This week, as part of Never Forgotten: Mamamia's Pregnancy Loss Awareness Week we're remembering the babies we've lost. Post continues below.

I lie in bed, writing about this as I recover from Tuesday’s surgery. Three general anaesthetics replaced the chance of three babies. On top of everything, I am now being investigated for coeliac disease – recurring miscarriages a symptom of this disease.

It got to a point where it became too much. My husband is going through the exact same thing and I believe we both needed a “break” at being the strong supportive partner. Our reasoning for not telling our parents was that in a perfect world we would be sharing with them that they would be first time grandparents. But now, since telling them one week ago their support has been incredible. So much so, that my parents and brother flew up to Sydney to be with us.

'I hate the fact that my future pregnancies will be clouded with fear.'

It has come to a point where I am now de-sensitised to it all. Someone labelled it bravery, but really I’m just over it. I hope and pray that my husband and I will soon see the back of all this and can look forward to welcoming a healthy baby in the near future.

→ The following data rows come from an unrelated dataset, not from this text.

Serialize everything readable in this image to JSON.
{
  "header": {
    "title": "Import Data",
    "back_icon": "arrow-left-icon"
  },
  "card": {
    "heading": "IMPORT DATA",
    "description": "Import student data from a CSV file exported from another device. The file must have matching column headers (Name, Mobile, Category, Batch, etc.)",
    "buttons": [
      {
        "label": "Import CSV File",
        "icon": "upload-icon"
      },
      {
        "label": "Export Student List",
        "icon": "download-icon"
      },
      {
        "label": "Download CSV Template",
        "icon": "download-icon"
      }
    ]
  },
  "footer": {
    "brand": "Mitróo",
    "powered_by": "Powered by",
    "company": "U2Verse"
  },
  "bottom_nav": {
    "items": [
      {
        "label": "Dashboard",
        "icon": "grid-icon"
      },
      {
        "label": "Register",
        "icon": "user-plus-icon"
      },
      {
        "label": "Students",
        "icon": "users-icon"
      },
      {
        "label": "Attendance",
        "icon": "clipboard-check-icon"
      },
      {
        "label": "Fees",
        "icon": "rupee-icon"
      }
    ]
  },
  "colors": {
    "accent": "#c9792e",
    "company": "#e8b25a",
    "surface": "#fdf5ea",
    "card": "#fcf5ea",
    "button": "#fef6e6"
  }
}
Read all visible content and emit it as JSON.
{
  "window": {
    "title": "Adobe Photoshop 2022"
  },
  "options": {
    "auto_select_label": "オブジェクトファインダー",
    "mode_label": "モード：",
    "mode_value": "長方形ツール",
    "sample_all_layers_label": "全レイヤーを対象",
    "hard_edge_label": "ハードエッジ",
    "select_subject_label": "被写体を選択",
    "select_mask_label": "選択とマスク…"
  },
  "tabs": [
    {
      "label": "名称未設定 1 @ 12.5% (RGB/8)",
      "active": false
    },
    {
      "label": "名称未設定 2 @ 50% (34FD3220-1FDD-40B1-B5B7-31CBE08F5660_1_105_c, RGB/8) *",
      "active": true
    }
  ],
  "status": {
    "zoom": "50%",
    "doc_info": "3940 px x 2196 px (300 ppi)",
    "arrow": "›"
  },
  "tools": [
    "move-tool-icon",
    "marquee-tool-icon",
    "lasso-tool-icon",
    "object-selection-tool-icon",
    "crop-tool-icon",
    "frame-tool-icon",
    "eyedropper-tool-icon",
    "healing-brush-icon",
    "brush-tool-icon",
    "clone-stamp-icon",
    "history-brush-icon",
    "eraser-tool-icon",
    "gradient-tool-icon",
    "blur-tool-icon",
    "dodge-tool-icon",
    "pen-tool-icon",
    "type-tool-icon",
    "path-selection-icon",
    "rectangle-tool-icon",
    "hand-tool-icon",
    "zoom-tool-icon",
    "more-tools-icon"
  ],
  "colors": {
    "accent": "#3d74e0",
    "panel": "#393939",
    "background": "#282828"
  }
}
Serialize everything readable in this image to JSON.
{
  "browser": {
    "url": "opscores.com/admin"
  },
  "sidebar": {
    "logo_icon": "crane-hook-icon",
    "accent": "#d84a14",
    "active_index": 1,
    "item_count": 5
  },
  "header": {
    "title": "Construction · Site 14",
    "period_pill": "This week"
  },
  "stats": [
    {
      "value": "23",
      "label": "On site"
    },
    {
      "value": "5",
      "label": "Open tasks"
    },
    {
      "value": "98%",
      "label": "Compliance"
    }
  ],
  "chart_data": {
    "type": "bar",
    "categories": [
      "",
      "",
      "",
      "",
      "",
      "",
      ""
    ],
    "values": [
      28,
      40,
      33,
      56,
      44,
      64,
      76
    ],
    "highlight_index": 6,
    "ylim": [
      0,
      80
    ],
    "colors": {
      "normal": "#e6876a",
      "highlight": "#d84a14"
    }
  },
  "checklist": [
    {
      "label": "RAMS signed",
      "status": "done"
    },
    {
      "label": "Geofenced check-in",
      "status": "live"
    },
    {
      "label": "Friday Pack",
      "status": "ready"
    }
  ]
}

I hate the fact that my future pregnancies will be clouded with fear. I worry that I will never feel a sense of excitement, unlike what many others feel upon finding out. But I have to keep reminding myself that I am not alone – it’s just that we (women) don’t talk about it. Physically and emotionally it is draining, and in my experience I had some very dark days. I now know the importance of sharing these hurdles with family and friends so that they can support you in your time of need.

It never helps when people say, “At lease you’re still young” or “Hurry up and have babies” or “You must be next”. No one knows your story. And if they are like me, they won’t share either ever or until it gets too much. Be mindful that this is very common amongst women and hidden heartache and suffering is often the case.

I am always telling myself to envisage a positive future – and lucky for me I have the best partner in love and life to journey through this with me. To him, I love you with all my heart – it will be our turn soon.

If this has raised any issues for you or if you would like to speak with someone, please contact the Sands Australia 24 hour support line on 1300 072 637.